I have become addicted to getting rid of stuff from Chateau L and flogging it on Ebay. My house WILL look nice. The clever thing to do would have been to hire a skip for a fortnight and blitz it, simply closing my eyes when I found something that might have been worth something and tossing it in regardless. This would have been a much quicker route to success, however you can't argue with a recovery of several thousand pounds. The hassle has however been remarkable, boxes of junk hanging around the house for weeks, boxes and tape everywhere, endless packaging up, and then awkward trips to the post office before work. Worst of all however have been the general purchasing public. Some of them have almost made me regret not going down the skip route.
The worst are not the ones who bid, win, and then disappear never to be heard from again. I mean yeah they're annoying, definitely up there, but not the very worst. I'm currently waiting for someone who bought Mrs L's bike on day 30 of a day 30 listing to pay up. It's been over a week now and there has been complete radio silence. We were quite excited that somebody had finally bought it as it has been clogging up our shed for ages, but as I presciently observed when the auction ended, I'd only celebrate when it had gone. Four emails later and I've heard nothing whatsoever. I've got their address mind you, so in theory I could cycle the thing across London and toss it in their front garden. In pieces perhaps.
No, the worst ones are those who ask tons of questions, one after the other, including asking for information that is clearly listed in the description. Along the lines of “What size are the black 9F shoes you are selling?” This continues for some while, the questions getting more and more obscure or alternatively daft. “And what colour are they?”. Patiently you respond nicely, however tempting it might be to call them out as total idiots – the black shoes are black you complete cretin. And then you never hear from them again. Life is obviously too short to complain to them or about them, what is the point, but only once across loads of auctions have I had a guy come back and thank me for answering all his questions, but that he was very sorry as he had found a similar item nearer. I mean it's only polite isn't it?
Near the top of the list are those that write urgently insisting that the item be posted asap, first class (they have paid for second, the cheapskates), as they absolutely need it the following day. I go out of my way to get this done, to send it on precisely the day they want so that it arrives on a certain day. I know only to well how annoying having to stay in for a delivery is. And then you never hear from them again. Can you spot a trend? No thanks, no feedback, no nothing. You wonder why you bothered.
Then there are the ultra-agressive types. Those who type in capital letters, insisting that there is MAJOR PROBLEM with whatever it was, a scratch on the sole of a shoe for instance, and that unless you immediately give them a large refund they will be sending back the package at YOUR EXPENSE and YOU WILL PAY FOR IT. Right. To refer them to Arkell v. Pressdram is the very tempting response, but why bother for a fiver or whatever? The name of the game is to pacify. To grin and bear it. To make people feel like they are winners in life. All the while that skip looms in the back of your mind...

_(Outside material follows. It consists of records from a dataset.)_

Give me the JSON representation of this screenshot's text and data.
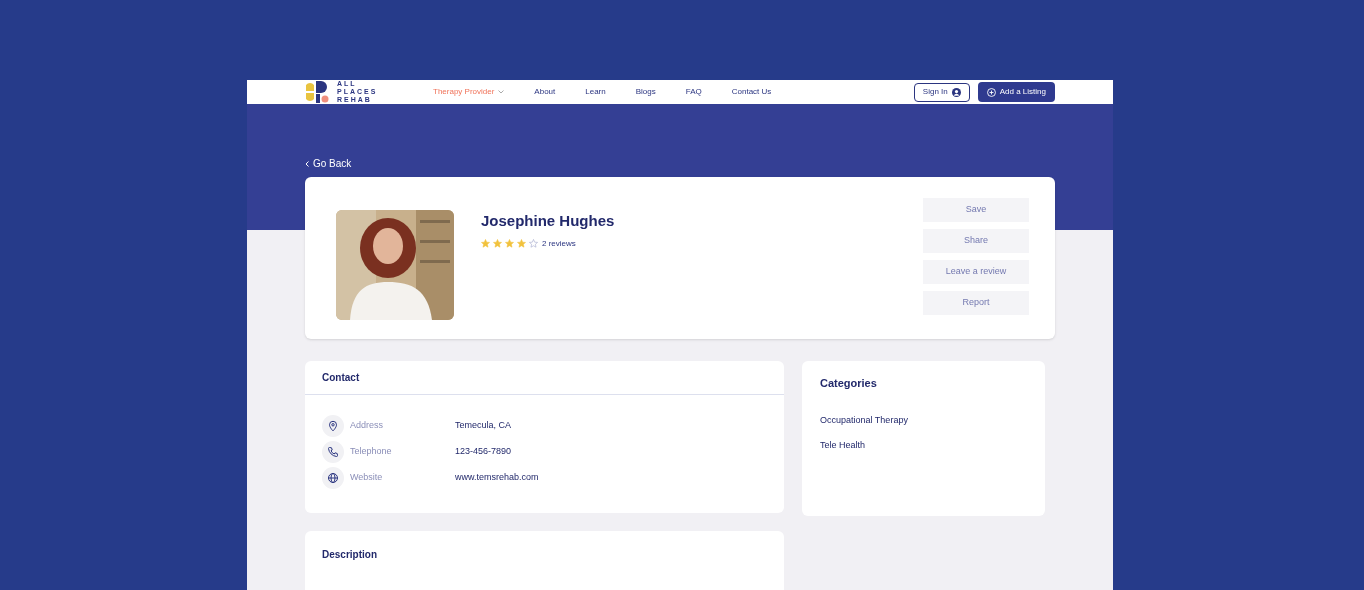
{
  "logo": {
    "lines": [
      "ALL",
      "PLACES",
      "REHAB"
    ]
  },
  "nav": [
    {
      "label": "Therapy Provider",
      "selected": true,
      "dropdown": true
    },
    {
      "label": "About",
      "selected": false,
      "dropdown": false
    },
    {
      "label": "Learn",
      "selected": false,
      "dropdown": false
    },
    {
      "label": "Blogs",
      "selected": false,
      "dropdown": false
    },
    {
      "label": "FAQ",
      "selected": false,
      "dropdown": false
    },
    {
      "label": "Contact Us",
      "selected": false,
      "dropdown": false
    }
  ],
  "sign_in": "Sign In",
  "add_listing": "Add a Listing",
  "go_back": "Go Back",
  "profile": {
    "name": "Josephine Hughes",
    "stars": 4,
    "reviews": "2 reviews",
    "actions": [
      "Save",
      "Share",
      "Leave a review",
      "Report"
    ]
  },
  "contact": {
    "title": "Contact",
    "rows": [
      {
        "kind": "address",
        "label": "Address",
        "value": "Temecula, CA"
      },
      {
        "kind": "telephone",
        "label": "Telephone",
        "value": "123-456-7890"
      },
      {
        "kind": "website",
        "label": "Website",
        "value": "www.temsrehab.com"
      }
    ]
  },
  "categories": {
    "title": "Categories",
    "items": [
      "Occupational Therapy",
      "Tele Health"
    ]
  },
  "description": {
    "title": "Description"
  }
}
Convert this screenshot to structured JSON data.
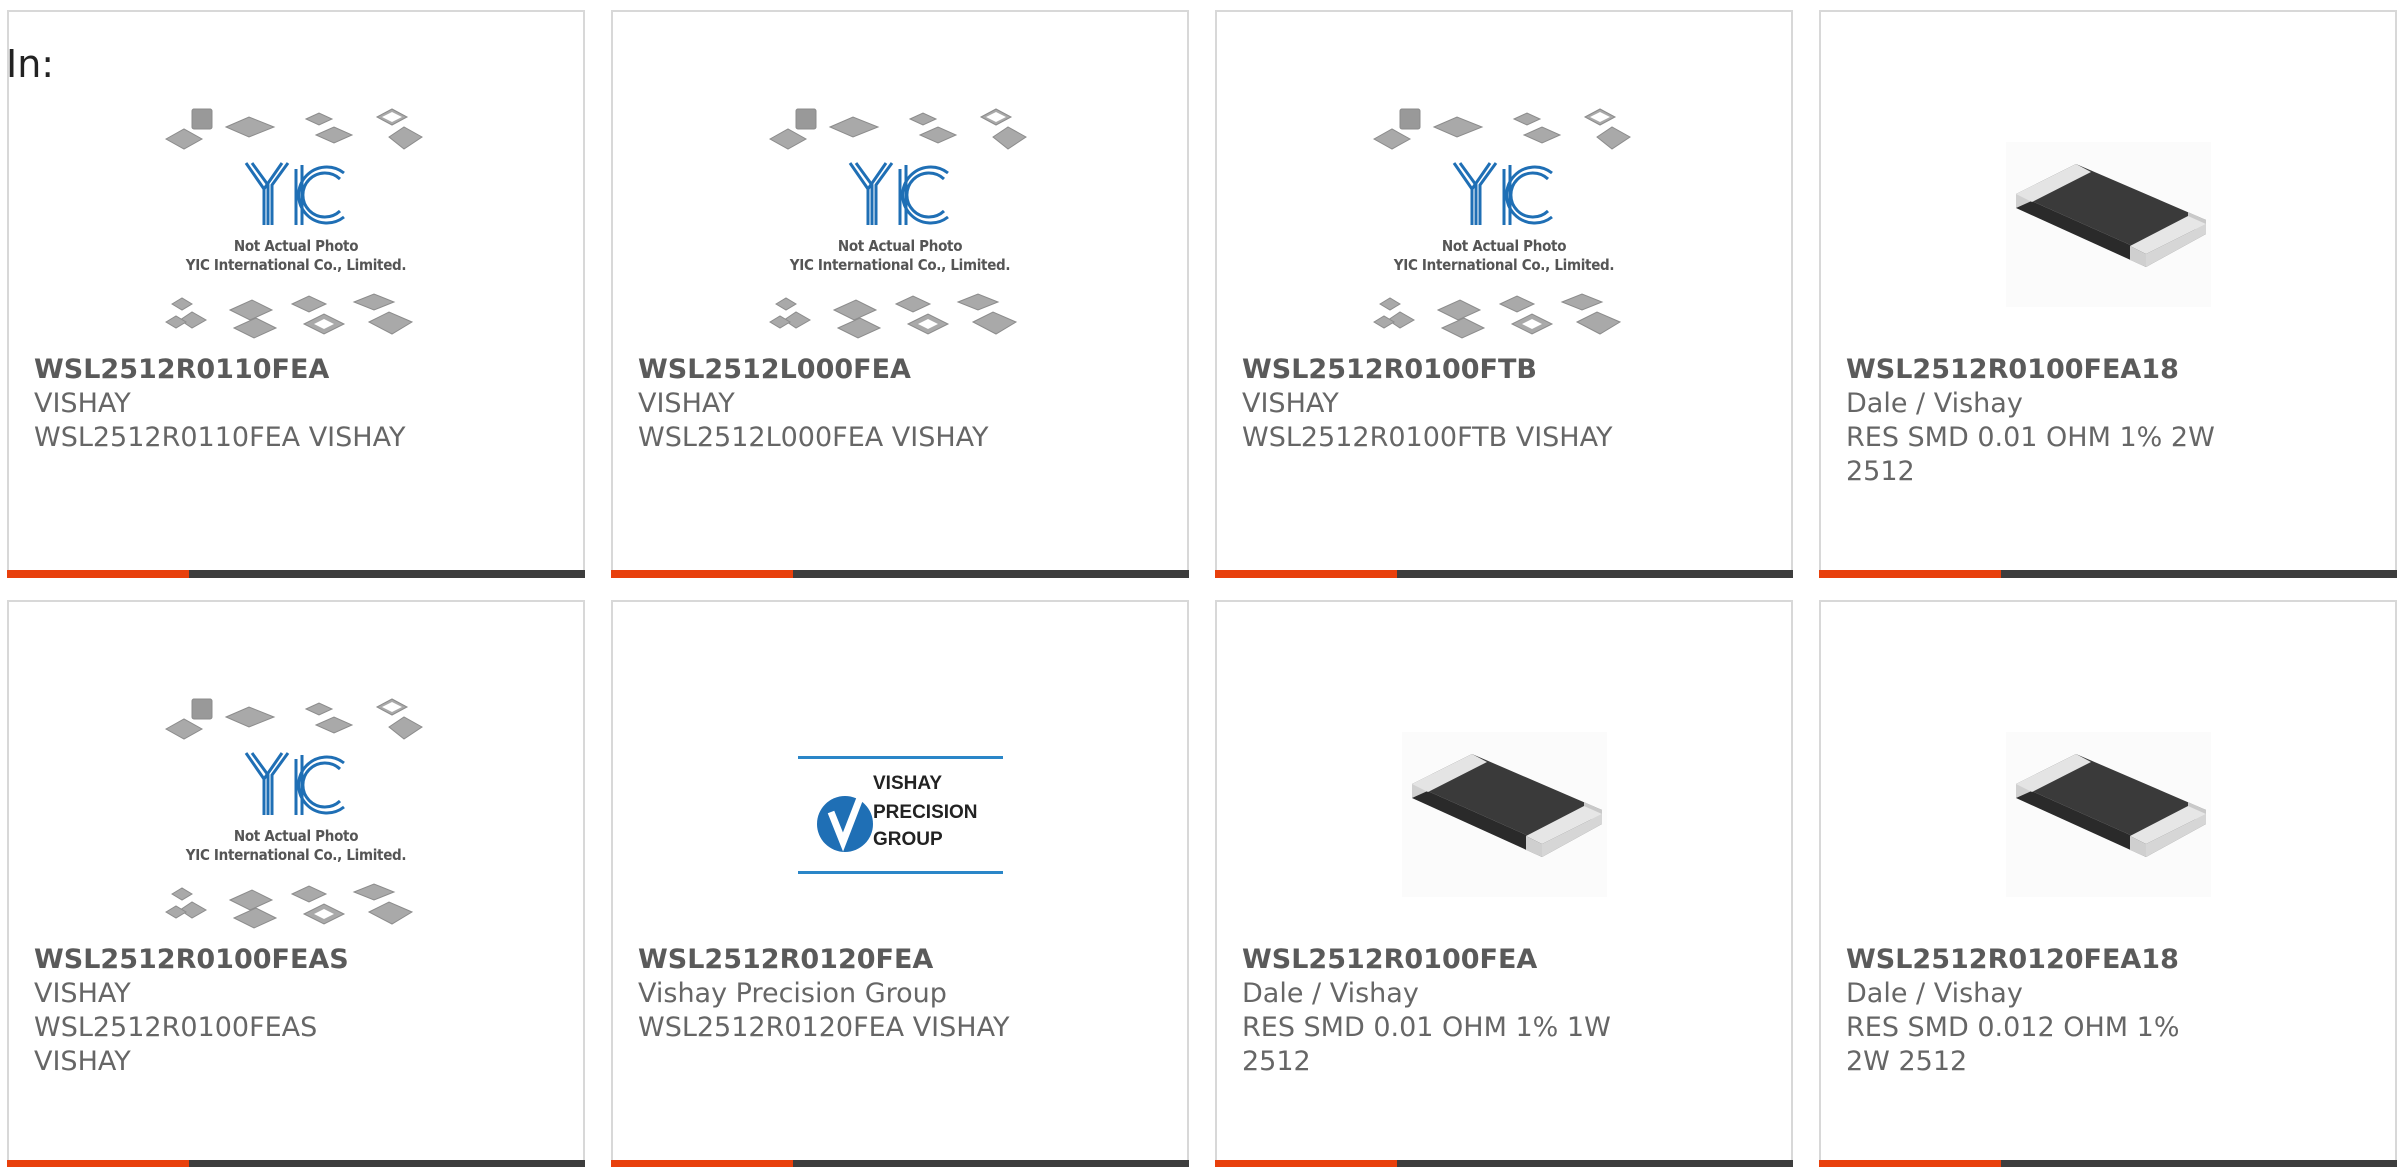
{
  "header": {
    "in_label": "In:"
  },
  "colors": {
    "accent": "#e8400c",
    "bar": "#3d3d3d",
    "card_border": "#d8d8d8",
    "text": "#666666",
    "yic_blue": "#1f6fb5"
  },
  "placeholder": {
    "line1": "Not Actual Photo",
    "line2": "YIC International Co., Limited."
  },
  "vpg_logo": {
    "line1": "VISHAY",
    "line2": "PRECISION",
    "line3": "GROUP"
  },
  "products": [
    {
      "part_number": "WSL2512R0110FEA",
      "manufacturer": "VISHAY",
      "description": "WSL2512R0110FEA VISHAY",
      "image": "yic-placeholder"
    },
    {
      "part_number": "WSL2512L000FEA",
      "manufacturer": "VISHAY",
      "description": "WSL2512L000FEA VISHAY",
      "image": "yic-placeholder"
    },
    {
      "part_number": "WSL2512R0100FTB",
      "manufacturer": "VISHAY",
      "description": "WSL2512R0100FTB VISHAY",
      "image": "yic-placeholder"
    },
    {
      "part_number": "WSL2512R0100FEA18",
      "manufacturer": "Dale / Vishay",
      "description": "RES SMD 0.01 OHM 1% 2W 2512",
      "image": "smd-resistor"
    },
    {
      "part_number": "WSL2512R0100FEAS",
      "manufacturer": "VISHAY",
      "description": "WSL2512R0100FEAS VISHAY",
      "image": "yic-placeholder"
    },
    {
      "part_number": "WSL2512R0120FEA",
      "manufacturer": "Vishay Precision Group",
      "description": "WSL2512R0120FEA VISHAY",
      "image": "vpg-logo"
    },
    {
      "part_number": "WSL2512R0100FEA",
      "manufacturer": "Dale / Vishay",
      "description": "RES SMD 0.01 OHM 1% 1W 2512",
      "image": "smd-resistor"
    },
    {
      "part_number": "WSL2512R0120FEA18",
      "manufacturer": "Dale / Vishay",
      "description": "RES SMD 0.012 OHM 1% 2W 2512",
      "image": "smd-resistor"
    }
  ]
}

This I suppose is a microcosm of the British public, or that is what I am calling it anyway. The I'm all right Jack selfish attitude that blights our population. The loss of personalisation caused by social media, online shopping, and a general decline in knowing what it is to behave properly. Maybe I'm reading too much into it, but surely it does not need to be this way? Shallow and vacuous, a little politeness goes a long way. Pleases and thank yous, it is not much to ask.
All this said, I have now managed to get rid of some 190 different things. This includes the aforementioned shoes – the buyer tried to wriggle out of it by the way but I was having none of it, lots of infrequently used optical equipment, a waistcoat, every single last piece of my extensive fishing gear collection, wooden trains, lego spaceships, copious amounts of whisky, a Dungeons and Dragons book from the late 1980s (why did I still have this?), old computer games, airline amenity kits, a 1950s light meter, the list is almost endless and every departure is a minor victory. Set against this is having to deal with people that I would probably actively avoid in real life. Thankfully it is nearing the end now, or at least until we attempt emptying the loft. A couple boxes of junk (yes I am the descendant of Gerald Ratner) linger on the upstairs landing, but they're gradually going down and it won't be long before I can chop them up and smuggle them into the weekly recycling. And then I may delete my account lest I ever do anything so stupid again. But let me first re-list this bloody bike.